Description of the task » All that is needed is every record, duplicated exactly.

(Entries from a dataset of interfaces)
::::::::
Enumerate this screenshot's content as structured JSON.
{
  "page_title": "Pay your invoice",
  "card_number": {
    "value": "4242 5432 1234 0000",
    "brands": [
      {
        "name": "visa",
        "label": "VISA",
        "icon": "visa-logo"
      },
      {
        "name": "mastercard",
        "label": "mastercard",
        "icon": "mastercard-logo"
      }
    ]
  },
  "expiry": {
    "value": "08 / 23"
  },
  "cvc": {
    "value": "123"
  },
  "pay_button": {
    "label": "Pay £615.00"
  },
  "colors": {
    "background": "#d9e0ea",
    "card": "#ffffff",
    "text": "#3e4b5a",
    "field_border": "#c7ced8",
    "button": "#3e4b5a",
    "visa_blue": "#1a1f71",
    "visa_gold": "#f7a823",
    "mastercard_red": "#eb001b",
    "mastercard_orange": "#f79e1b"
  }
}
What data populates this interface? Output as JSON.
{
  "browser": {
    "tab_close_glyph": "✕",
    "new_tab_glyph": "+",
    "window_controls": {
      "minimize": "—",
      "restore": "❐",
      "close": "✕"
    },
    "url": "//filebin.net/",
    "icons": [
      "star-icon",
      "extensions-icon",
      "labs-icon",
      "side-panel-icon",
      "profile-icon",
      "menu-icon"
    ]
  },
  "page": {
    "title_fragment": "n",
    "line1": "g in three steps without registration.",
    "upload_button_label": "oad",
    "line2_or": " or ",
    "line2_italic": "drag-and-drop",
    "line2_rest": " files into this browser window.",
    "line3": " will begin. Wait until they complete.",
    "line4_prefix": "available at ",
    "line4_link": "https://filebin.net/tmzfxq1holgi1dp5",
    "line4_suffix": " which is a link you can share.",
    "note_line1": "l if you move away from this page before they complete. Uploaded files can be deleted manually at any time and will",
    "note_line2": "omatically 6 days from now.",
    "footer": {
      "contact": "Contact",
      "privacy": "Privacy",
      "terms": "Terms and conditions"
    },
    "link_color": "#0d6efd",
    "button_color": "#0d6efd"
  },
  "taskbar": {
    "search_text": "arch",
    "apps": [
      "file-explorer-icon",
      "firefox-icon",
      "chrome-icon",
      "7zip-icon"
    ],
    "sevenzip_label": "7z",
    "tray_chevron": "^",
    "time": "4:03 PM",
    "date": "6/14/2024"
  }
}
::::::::
Answer section »
Enumerate this screenshot's content as structured JSON.
{
  "page_title": "Pay your invoice",
  "card_number": {
    "value": "4242 5432 1234 0000",
    "brands": [
      {
        "name": "visa",
        "label": "VISA",
        "icon": "visa-logo"
      },
      {
        "name": "mastercard",
        "label": "mastercard",
        "icon": "mastercard-logo"
      }
    ]
  },
  "expiry": {
    "value": "08 / 23"
  },
  "cvc": {
    "value": "123"
  },
  "pay_button": {
    "label": "Pay £615.00"
  },
  "colors": {
    "background": "#d9e0ea",
    "card": "#ffffff",
    "text": "#3e4b5a",
    "field_border": "#c7ced8",
    "button": "#3e4b5a",
    "visa_blue": "#1a1f71",
    "visa_gold": "#f7a823",
    "mastercard_red": "#eb001b",
    "mastercard_orange": "#f79e1b"
  }
}
What data populates this interface? Output as JSON.
{
  "browser": {
    "tab_close_glyph": "✕",
    "new_tab_glyph": "+",
    "window_controls": {
      "minimize": "—",
      "restore": "❐",
      "close": "✕"
    },
    "url": "//filebin.net/",
    "icons": [
      "star-icon",
      "extensions-icon",
      "labs-icon",
      "side-panel-icon",
      "profile-icon",
      "menu-icon"
    ]
  },
  "page": {
    "title_fragment": "n",
    "line1": "g in three steps without registration.",
    "upload_button_label": "oad",
    "line2_or": " or ",
    "line2_italic": "drag-and-drop",
    "line2_rest": " files into this browser window.",
    "line3": " will begin. Wait until they complete.",
    "line4_prefix": "available at ",
    "line4_link": "https://filebin.net/tmzfxq1holgi1dp5",
    "line4_suffix": " which is a link you can share.",
    "note_line1": "l if you move away from this page before they complete. Uploaded files can be deleted manually at any time and will",
    "note_line2": "omatically 6 days from now.",
    "footer": {
      "contact": "Contact",
      "privacy": "Privacy",
      "terms": "Terms and conditions"
    },
    "link_color": "#0d6efd",
    "button_color": "#0d6efd"
  },
  "taskbar": {
    "search_text": "arch",
    "apps": [
      "file-explorer-icon",
      "firefox-icon",
      "chrome-icon",
      "7zip-icon"
    ],
    "sevenzip_label": "7z",
    "tray_chevron": "^",
    "time": "4:03 PM",
    "date": "6/14/2024"
  }
}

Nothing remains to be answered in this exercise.